Still the Pharisees refused to see what was happening right before their eyes. They refused to see that the man had born blind; they refused to see that his parents were telling the truth and they refused to see the wonderful work of God.
No wonder they wanted to get the man out of their sight, and they drove the man out of the synagogue.
This is a story about blindness; but not the blindness of someone who cannot see because their eyes are damaged. If you like, you can compare the blind man to a sighted person who has never seen the light of Christ. After meeting Jesus, washing in the pool of Siloam can be compared to baptism, and his witness to the Pharisees is this man’s testimony. We could compare the man’s story with our own.
But when we come to the Pharisees, their blindness is the blindness of people who refuse to see. They are religious people and they could see if they wanted to, but they refuse to see. Some people call this spiritual blindness.
Spiritual blindness is really serious, because the people who are spiritually blind often think that they can see clearly.
The Pharisees who spoke to Jesus were puzzled. “Surely we are not blind, are we?” And Jesus said to them, “If you were blind, you would not have sin.” That is, if your eyes were damaged and you could not see, then who could blame you for not seeing the wonderful works of God? Then he said, “But now that you say, “we see”, your sin remains.” In other words, “If you claim to be able to see God at work, and you refuse to see what has been done right before you, then that is wilful and wicked.”
Take a little look at the picture after the gospel. This is a modern illustration of the gospel. On the left is a rich man in a smart suit wearing trendy sunglasses. Behind him is a beggar, thin ragged and starving. If he wanted to, the rich man could turn around and look at the beggar.
He could see the rags, he could see the hunger and the pain. He could see the need of the poor man and he could, if he wanted to, show us one of the mighty works of God. If he gave the beggar food and clothing, even if he turned and spoke to him, even if he treated him like a fellow human being. Even such a small thing as that would be a mighty work of God. But our rich man in his trendy sunglasses sees nothing but a beggar.
When he says, “Yep, there’s a beggar all right!” he shows his spiritual blindness and he remains selfish and hardhearted, as sinful as ever.

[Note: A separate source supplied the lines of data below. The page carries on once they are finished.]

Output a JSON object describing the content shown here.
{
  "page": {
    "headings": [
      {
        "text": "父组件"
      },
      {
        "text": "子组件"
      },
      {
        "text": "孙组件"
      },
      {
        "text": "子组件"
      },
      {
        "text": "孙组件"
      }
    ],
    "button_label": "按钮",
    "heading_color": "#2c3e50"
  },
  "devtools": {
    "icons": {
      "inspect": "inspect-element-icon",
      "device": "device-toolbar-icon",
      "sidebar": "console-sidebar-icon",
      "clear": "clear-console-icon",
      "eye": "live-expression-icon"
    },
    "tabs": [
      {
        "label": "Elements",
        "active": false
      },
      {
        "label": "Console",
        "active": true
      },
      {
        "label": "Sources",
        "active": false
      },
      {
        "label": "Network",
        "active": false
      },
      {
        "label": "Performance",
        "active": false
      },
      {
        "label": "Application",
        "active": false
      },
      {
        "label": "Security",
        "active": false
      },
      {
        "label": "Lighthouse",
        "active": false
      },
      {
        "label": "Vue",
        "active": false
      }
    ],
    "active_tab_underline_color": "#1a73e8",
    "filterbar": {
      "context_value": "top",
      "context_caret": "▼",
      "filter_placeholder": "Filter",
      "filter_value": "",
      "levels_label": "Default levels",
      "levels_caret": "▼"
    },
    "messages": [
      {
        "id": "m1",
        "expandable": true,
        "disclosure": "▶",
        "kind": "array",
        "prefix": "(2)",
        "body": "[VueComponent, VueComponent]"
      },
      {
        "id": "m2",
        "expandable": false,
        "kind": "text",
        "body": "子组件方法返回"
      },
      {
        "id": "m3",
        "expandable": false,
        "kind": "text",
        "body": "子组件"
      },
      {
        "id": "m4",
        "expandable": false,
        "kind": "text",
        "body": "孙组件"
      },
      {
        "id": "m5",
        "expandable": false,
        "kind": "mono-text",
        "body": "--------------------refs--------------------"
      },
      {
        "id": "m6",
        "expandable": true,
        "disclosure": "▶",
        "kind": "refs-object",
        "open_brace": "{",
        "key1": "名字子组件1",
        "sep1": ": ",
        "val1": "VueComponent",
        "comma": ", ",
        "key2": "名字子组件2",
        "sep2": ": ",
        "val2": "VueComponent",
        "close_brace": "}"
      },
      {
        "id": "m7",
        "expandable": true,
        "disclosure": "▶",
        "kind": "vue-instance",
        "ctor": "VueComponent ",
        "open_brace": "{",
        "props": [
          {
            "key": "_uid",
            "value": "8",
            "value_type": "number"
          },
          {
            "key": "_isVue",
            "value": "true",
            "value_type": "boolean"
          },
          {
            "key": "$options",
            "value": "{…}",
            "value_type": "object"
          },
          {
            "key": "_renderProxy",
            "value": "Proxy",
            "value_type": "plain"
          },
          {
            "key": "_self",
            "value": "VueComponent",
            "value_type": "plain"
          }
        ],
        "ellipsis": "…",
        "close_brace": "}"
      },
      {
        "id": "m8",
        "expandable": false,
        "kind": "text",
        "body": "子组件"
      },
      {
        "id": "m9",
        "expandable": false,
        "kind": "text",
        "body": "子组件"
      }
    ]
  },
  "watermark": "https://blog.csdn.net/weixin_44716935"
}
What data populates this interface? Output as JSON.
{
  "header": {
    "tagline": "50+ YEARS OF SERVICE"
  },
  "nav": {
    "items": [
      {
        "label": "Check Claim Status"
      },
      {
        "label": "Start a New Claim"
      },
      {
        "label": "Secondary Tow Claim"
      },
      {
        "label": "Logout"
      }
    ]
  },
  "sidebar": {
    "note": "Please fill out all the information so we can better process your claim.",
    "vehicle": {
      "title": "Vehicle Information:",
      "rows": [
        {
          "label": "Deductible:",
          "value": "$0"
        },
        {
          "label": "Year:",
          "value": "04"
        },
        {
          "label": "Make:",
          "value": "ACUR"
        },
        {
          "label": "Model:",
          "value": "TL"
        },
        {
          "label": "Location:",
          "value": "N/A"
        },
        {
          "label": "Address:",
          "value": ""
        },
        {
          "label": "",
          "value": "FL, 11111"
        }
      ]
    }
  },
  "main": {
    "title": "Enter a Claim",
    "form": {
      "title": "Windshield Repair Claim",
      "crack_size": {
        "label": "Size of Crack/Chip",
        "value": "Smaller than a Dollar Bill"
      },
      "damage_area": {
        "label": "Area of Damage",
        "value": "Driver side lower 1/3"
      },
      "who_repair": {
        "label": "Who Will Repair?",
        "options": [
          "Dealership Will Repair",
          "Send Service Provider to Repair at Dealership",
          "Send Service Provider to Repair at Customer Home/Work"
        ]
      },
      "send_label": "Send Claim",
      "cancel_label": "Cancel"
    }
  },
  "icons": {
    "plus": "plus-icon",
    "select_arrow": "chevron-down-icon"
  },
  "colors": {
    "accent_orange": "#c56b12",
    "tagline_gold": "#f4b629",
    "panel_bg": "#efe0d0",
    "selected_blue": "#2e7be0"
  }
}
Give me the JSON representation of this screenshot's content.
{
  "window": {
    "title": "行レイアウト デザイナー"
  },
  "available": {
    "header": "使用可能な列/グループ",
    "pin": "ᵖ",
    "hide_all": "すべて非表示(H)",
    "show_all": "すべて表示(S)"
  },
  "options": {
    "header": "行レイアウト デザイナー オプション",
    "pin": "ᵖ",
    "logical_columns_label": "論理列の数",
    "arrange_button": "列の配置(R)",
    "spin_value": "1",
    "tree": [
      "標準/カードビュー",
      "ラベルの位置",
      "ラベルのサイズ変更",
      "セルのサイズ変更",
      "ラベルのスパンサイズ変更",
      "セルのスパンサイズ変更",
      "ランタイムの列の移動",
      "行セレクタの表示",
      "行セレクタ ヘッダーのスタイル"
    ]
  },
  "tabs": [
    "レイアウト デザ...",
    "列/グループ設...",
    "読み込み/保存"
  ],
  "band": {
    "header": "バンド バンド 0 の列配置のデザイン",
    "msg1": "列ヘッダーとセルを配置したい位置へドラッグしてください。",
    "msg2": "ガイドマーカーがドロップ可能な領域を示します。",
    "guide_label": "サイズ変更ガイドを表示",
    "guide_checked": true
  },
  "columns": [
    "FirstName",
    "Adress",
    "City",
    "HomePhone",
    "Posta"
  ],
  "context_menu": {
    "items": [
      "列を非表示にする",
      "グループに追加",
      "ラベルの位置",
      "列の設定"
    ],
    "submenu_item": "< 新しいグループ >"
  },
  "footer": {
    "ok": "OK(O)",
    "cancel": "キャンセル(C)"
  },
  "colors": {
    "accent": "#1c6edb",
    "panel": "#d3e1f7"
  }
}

Now, Christians are children of the light, as St Paul told the Ephesians, they have their eyes wide open and they are always looking for a revelation of the wonderful works of God. Blindness and earthquakes are two of the works of darkness, and against them the works of light shone out clearly. Christians have their eyes open to human need and the ways in which God works in the world.
Let me give two examples of the fruit of the light, which Paul says is found in all that is good and right and true. One is the Fred Hollows Foundation which, through a simple operation costing about $30, quite literally opens the eyes of the blind. The second example is the courage and devotion of the nuclear power plant workers who, regardless of their own safety, are working to secure the Japanese power plants to make them safe for countless others.
Not everyone who donates to the Fred Hollows Foundation is a Christian, and I doubt if any of the nuclear power plant workers are Christian, but surely what they are doing is pleasing to the Lord, as St Paul says.
How much more then, should we, as professing Christians, be aware of the light of Christ which shines in our hearts. Let us pray that our eyes of our spirit may be open to see where light is needed, even in the smallest work of God’s love and mercy.
Let us be ready to see the light in all that is good and right and true and to live in that light, to the glory of God. Amen